[[ Input material, beginning ]]

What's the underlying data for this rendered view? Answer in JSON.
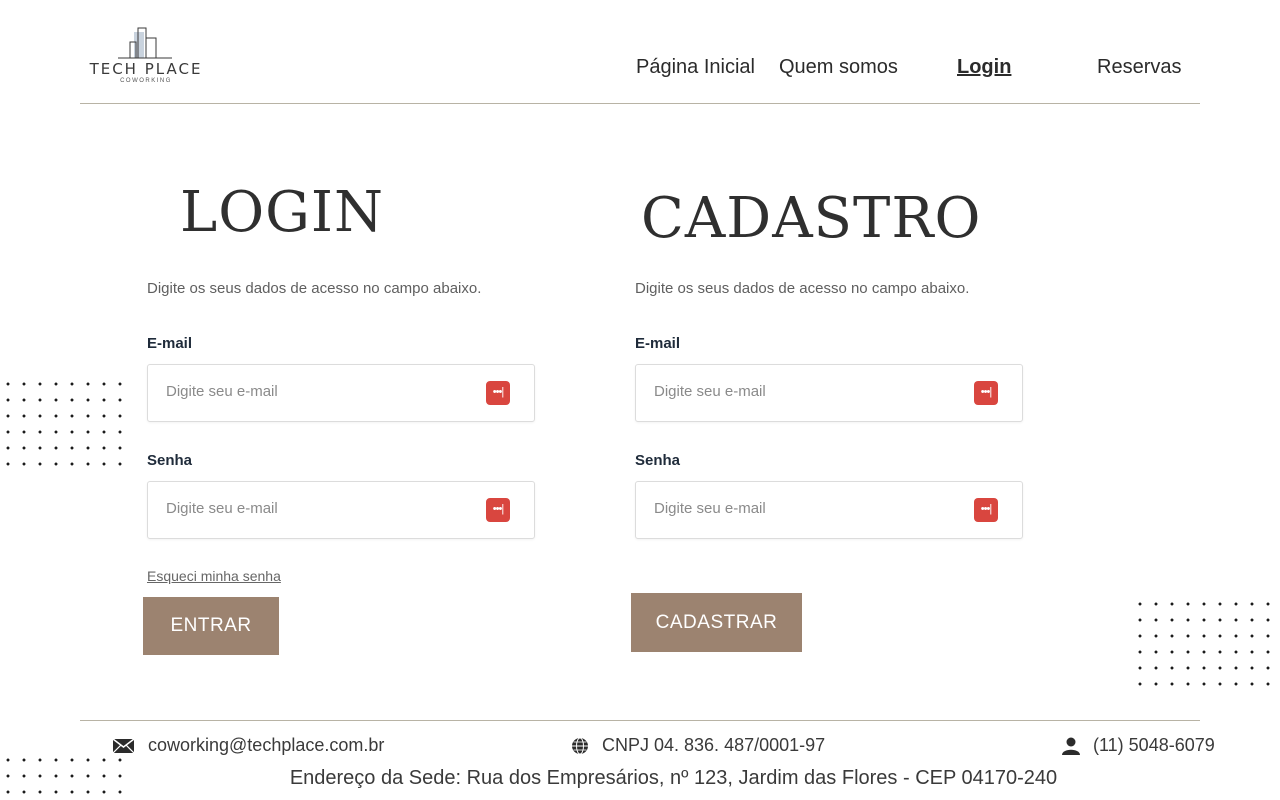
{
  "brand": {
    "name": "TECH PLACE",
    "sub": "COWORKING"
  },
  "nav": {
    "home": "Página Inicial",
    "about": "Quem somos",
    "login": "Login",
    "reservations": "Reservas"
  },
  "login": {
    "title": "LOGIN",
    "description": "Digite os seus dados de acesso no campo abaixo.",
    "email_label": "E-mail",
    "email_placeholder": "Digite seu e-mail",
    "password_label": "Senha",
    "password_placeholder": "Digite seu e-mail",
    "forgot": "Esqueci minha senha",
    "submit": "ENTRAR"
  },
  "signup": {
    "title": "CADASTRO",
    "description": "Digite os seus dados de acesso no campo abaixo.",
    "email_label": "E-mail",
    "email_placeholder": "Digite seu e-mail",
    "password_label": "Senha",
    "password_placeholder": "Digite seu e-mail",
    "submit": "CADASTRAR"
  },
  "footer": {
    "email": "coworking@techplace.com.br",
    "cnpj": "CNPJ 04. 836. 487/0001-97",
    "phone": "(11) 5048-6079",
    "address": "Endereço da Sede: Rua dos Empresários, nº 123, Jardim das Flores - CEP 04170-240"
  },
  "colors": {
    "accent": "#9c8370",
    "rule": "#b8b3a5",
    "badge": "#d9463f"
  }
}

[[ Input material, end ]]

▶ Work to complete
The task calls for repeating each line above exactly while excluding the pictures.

▶ Response below
What's the underlying data for this rendered view? Answer in JSON.
{
  "brand": {
    "name": "TECH PLACE",
    "sub": "COWORKING"
  },
  "nav": {
    "home": "Página Inicial",
    "about": "Quem somos",
    "login": "Login",
    "reservations": "Reservas"
  },
  "login": {
    "title": "LOGIN",
    "description": "Digite os seus dados de acesso no campo abaixo.",
    "email_label": "E-mail",
    "email_placeholder": "Digite seu e-mail",
    "password_label": "Senha",
    "password_placeholder": "Digite seu e-mail",
    "forgot": "Esqueci minha senha",
    "submit": "ENTRAR"
  },
  "signup": {
    "title": "CADASTRO",
    "description": "Digite os seus dados de acesso no campo abaixo.",
    "email_label": "E-mail",
    "email_placeholder": "Digite seu e-mail",
    "password_label": "Senha",
    "password_placeholder": "Digite seu e-mail",
    "submit": "CADASTRAR"
  },
  "footer": {
    "email": "coworking@techplace.com.br",
    "cnpj": "CNPJ 04. 836. 487/0001-97",
    "phone": "(11) 5048-6079",
    "address": "Endereço da Sede: Rua dos Empresários, nº 123, Jardim das Flores - CEP 04170-240"
  },
  "colors": {
    "accent": "#9c8370",
    "rule": "#b8b3a5",
    "badge": "#d9463f"
  }
}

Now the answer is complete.